Verbal communication

A little theory...

Language emerges naturally in most children, following a predictable sequence of acquisition. By the age of two, children know at least 50 words, which they can combine to form short sentences. When their vocabulary reaches nearly 200 words, the pace of learning increases and becomes more complex. Word combinations become increasingly coherent, and there is a gradual mastery of terms denoting time, size, quantity and place. Between the ages of four and six, children are able to maintain a conversation or use narration. All children will make different kinds of errors, for which adult support and intervention will play a decisive role in their development.

How can you stimulate your child's development through play?
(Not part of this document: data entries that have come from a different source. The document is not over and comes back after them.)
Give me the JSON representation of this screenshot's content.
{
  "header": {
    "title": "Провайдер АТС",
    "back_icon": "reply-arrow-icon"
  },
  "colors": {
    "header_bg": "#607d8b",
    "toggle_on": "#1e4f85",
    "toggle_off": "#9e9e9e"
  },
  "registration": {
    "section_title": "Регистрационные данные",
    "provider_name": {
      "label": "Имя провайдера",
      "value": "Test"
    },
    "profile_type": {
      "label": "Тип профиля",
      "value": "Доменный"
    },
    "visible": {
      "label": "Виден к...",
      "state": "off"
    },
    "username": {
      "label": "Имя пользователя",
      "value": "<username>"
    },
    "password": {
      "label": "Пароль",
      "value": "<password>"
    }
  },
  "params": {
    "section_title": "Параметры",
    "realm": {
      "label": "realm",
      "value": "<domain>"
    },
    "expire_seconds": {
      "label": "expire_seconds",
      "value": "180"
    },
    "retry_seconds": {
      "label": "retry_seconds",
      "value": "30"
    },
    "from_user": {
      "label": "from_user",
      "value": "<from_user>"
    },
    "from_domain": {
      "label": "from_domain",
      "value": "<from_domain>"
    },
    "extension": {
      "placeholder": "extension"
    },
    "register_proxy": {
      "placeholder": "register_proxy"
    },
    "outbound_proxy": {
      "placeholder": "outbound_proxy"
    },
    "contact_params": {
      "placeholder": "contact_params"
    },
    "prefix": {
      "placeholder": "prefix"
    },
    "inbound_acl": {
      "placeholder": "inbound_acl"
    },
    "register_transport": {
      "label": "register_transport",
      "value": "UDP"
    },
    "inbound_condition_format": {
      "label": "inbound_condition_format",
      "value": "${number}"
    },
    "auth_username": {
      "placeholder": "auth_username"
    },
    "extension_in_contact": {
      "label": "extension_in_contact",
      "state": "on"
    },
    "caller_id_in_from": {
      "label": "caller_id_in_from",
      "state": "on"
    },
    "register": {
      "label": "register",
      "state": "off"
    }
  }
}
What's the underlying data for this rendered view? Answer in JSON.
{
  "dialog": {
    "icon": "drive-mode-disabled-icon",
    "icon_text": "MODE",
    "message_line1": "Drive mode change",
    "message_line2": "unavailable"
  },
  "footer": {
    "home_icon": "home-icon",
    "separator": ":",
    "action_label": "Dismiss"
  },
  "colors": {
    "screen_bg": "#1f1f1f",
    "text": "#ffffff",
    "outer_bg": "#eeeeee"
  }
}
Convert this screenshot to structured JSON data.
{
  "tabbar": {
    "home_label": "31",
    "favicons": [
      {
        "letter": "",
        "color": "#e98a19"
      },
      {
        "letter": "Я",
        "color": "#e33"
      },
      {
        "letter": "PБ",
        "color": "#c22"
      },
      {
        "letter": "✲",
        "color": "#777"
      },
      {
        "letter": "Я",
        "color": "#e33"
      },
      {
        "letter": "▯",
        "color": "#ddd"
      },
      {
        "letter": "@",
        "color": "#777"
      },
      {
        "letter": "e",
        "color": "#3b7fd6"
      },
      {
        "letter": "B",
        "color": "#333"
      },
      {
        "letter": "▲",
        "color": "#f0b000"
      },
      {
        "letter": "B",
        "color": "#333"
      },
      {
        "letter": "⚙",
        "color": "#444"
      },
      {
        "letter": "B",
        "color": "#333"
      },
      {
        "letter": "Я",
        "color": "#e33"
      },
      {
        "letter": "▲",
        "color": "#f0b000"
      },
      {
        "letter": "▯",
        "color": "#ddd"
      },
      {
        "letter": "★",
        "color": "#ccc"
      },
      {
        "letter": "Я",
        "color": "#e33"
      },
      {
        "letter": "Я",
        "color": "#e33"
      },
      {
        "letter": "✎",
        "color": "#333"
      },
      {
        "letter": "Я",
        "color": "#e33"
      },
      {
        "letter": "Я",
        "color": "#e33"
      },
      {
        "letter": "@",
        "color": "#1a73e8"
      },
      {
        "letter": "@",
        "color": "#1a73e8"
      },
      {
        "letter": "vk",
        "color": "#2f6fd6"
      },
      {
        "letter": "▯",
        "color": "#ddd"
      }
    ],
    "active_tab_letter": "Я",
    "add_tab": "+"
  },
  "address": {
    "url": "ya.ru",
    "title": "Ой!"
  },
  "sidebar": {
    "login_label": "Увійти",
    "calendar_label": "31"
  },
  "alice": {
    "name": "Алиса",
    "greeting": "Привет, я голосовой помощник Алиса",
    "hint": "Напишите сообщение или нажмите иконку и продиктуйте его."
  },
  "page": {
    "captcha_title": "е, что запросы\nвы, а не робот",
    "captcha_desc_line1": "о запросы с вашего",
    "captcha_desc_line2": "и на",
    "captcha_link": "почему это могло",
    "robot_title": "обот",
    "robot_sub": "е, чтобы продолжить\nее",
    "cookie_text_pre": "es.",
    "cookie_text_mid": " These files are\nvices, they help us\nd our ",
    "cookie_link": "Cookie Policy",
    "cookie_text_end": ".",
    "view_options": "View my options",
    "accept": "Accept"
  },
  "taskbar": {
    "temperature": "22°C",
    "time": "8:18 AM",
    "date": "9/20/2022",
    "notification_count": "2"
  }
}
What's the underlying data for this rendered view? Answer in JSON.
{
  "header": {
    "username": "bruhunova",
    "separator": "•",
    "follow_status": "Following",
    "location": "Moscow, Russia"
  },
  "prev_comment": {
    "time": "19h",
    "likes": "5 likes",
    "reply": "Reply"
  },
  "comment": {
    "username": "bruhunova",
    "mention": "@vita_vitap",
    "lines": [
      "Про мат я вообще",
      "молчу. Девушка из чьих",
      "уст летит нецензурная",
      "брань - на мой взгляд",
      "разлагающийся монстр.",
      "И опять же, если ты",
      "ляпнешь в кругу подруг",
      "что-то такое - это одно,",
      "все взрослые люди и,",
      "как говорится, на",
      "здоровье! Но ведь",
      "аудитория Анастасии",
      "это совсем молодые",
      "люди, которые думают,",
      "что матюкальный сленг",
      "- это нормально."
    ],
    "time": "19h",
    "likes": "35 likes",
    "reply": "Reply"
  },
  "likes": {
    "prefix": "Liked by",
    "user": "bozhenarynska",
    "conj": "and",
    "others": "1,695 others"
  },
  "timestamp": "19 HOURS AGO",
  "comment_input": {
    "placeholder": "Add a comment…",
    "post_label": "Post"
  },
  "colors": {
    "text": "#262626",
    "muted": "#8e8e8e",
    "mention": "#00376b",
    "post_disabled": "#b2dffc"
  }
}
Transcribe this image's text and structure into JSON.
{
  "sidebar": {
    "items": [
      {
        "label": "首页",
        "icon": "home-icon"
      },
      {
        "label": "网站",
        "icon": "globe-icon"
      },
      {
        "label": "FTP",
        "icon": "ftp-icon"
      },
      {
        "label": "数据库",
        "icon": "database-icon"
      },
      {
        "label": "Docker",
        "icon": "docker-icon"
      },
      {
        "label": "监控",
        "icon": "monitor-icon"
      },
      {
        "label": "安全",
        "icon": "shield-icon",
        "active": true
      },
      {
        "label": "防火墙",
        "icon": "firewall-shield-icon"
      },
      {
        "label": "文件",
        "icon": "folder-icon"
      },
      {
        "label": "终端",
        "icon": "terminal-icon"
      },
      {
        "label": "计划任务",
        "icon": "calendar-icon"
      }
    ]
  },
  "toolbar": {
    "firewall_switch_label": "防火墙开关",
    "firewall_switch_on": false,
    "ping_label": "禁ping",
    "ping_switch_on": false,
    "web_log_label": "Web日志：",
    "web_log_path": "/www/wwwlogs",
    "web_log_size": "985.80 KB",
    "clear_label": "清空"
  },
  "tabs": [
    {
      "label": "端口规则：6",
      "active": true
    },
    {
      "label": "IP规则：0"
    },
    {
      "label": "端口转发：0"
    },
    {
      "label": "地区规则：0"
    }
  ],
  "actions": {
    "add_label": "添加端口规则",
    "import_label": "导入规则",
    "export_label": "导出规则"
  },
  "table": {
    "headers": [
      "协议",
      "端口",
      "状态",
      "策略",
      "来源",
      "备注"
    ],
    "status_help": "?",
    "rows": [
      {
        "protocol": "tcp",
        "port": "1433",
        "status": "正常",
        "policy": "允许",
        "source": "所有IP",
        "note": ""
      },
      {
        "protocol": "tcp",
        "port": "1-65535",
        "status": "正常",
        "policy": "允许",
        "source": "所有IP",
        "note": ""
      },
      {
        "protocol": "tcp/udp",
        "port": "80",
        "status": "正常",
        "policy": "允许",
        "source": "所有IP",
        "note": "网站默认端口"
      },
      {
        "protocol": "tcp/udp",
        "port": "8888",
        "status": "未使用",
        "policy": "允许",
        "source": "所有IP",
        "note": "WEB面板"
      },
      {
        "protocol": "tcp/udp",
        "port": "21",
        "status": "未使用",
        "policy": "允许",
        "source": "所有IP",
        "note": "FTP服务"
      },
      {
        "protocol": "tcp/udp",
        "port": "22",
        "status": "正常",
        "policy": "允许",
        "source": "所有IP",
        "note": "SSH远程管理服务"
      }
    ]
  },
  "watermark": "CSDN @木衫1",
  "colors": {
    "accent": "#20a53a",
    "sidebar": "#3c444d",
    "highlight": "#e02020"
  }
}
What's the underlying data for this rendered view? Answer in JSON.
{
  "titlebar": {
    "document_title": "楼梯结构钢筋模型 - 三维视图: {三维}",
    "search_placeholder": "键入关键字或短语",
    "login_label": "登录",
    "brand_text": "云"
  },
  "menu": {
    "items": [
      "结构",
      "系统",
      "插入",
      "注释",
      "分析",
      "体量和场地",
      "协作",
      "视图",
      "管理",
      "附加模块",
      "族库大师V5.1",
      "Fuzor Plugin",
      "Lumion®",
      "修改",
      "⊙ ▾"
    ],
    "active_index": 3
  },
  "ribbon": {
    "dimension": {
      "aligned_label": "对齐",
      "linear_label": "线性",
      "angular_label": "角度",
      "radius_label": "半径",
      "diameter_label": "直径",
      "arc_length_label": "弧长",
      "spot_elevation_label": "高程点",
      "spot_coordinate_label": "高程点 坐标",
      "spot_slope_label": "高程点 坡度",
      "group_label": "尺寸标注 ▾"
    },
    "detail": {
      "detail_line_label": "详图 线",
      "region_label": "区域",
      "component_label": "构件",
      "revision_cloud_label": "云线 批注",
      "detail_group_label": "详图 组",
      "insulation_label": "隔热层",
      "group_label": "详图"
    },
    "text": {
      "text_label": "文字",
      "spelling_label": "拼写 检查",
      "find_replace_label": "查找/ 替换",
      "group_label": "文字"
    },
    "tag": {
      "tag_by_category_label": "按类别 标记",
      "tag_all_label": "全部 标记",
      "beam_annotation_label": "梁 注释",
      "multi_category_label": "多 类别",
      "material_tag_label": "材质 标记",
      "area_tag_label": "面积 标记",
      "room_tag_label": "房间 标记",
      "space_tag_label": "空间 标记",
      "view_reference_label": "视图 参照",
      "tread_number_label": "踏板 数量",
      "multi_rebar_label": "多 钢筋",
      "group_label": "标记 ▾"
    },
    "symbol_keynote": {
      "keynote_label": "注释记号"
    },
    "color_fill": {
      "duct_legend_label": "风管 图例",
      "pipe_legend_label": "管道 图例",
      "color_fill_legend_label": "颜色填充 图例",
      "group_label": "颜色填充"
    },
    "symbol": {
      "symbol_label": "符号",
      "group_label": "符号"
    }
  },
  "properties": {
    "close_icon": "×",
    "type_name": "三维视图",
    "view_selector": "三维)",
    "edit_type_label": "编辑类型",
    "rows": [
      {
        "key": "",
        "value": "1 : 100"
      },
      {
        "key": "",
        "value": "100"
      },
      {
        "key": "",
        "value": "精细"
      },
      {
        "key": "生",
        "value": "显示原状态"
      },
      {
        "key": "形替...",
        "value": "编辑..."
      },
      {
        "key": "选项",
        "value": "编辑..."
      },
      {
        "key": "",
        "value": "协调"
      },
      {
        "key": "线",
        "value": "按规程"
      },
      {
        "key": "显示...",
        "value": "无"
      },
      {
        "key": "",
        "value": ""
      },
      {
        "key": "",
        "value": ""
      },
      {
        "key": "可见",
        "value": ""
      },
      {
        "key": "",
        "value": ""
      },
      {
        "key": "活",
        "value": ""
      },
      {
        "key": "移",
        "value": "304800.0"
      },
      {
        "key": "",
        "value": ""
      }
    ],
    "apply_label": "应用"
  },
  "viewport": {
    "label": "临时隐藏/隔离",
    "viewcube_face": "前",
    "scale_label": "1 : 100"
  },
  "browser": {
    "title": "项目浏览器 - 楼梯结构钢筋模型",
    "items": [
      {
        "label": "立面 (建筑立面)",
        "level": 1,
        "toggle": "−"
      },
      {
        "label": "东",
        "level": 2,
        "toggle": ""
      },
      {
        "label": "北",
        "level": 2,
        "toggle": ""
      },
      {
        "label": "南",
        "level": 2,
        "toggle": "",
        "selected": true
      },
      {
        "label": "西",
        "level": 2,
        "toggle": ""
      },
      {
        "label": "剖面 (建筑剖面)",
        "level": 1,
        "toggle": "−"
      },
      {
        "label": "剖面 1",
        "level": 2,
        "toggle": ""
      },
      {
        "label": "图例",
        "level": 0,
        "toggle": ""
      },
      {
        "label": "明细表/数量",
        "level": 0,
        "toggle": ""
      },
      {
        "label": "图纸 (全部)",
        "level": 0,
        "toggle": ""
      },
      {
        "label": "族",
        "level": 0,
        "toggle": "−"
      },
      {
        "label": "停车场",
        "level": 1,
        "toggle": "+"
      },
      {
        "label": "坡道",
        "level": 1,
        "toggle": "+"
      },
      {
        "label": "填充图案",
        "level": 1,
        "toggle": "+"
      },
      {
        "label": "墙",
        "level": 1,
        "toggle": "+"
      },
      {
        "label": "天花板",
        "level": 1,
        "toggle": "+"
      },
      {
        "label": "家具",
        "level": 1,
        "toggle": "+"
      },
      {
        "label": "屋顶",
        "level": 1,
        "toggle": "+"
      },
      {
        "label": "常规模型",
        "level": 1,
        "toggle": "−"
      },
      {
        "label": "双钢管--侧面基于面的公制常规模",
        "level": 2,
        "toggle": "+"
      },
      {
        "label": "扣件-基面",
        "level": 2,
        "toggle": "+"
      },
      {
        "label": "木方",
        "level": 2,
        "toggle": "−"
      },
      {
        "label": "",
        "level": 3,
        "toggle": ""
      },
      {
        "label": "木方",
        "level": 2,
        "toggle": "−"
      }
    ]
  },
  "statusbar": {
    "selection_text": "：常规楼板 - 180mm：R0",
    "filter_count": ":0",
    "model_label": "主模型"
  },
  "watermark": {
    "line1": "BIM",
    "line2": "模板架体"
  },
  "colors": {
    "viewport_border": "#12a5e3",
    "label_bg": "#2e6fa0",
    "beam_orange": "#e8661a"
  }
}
First, act as a model communicator. It's been shown that children from families where the parents speak more have better language development. When you prepare the play area, describe your actions and intentions to the child. Don't infantilize your language when addressing the child; you want to turn him or her into an effective communicator! Present images and settings that the child has already seen or experienced. For example, it will be easier to spot the images in a "Hunt and Seek" if they've already seen these objects at home. Look for phonological similarities (sounds that sound alike) between words the child already knows ("cat", "hat", "bubbles", "balloon", "boat").